Exercise directions —
Report each line of the entries that contains the word "subtitle", copied in full.

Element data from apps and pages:
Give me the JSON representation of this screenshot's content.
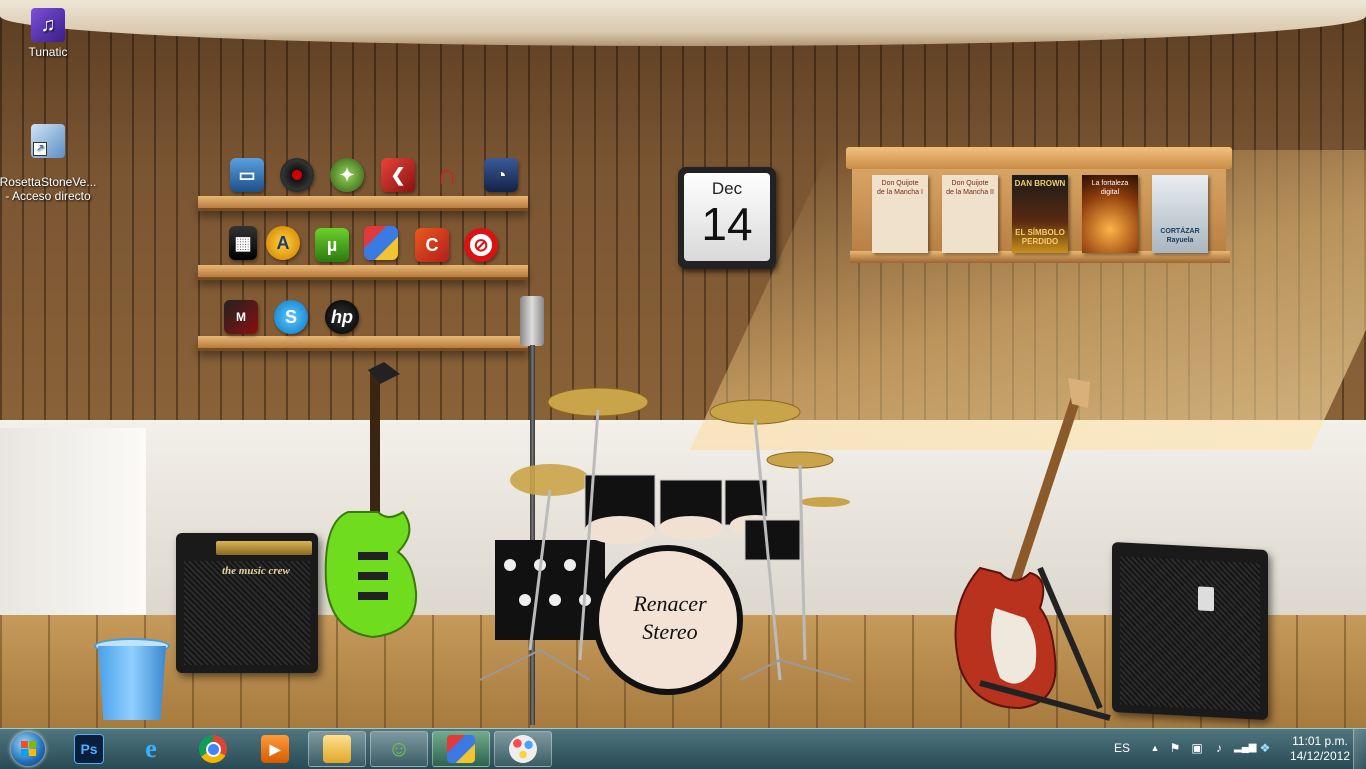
{
  "desktop_icons": [
    {
      "label": "Tunatic"
    },
    {
      "label": "RosettaStoneVe...\n- Acceso directo"
    }
  ],
  "shelf_icons": {
    "row1": [
      "computer-icon",
      "vinyl-record-icon",
      "globe-icon",
      "slideshow-icon",
      "headphones-icon",
      "video-converter-icon"
    ],
    "row2": [
      "blackberry-icon",
      "avast-icon",
      "utorrent-icon",
      "cubes-icon",
      "ccleaner-icon",
      "no-symbol-icon"
    ],
    "row3": [
      "malwarebytes-icon",
      "skype-icon",
      "hp-icon"
    ]
  },
  "calendar": {
    "month": "Dec",
    "day": "14"
  },
  "books": [
    {
      "title": "Don Quijote",
      "subtitle": "de la Mancha I"
    },
    {
      "title": "Don Quijote",
      "subtitle": "de la Mancha II"
    },
    {
      "title": "DAN BROWN",
      "subtitle": "EL SÍMBOLO PERDIDO"
    },
    {
      "title": "La fortaleza",
      "subtitle": "digital"
    },
    {
      "title": "CORTÁZAR",
      "subtitle": "Rayuela"
    }
  ],
  "amp_left": {
    "brand": "the music crew"
  },
  "drum": {
    "line1": "Renacer",
    "line2": "Stereo"
  },
  "taskbar": {
    "items": [
      "photoshop",
      "internet-explorer",
      "chrome",
      "media-player",
      "file-explorer",
      "messenger",
      "cubes-app",
      "paint"
    ],
    "language": "ES",
    "time": "11:01 p.m.",
    "date": "14/12/2012"
  }
}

Reply —
      "subtitle": "de la Mancha I"
      "subtitle": "de la Mancha II"
      "subtitle": "EL SÍMBOLO PERDIDO"
      "subtitle": "digital"
      "subtitle": "Rayuela"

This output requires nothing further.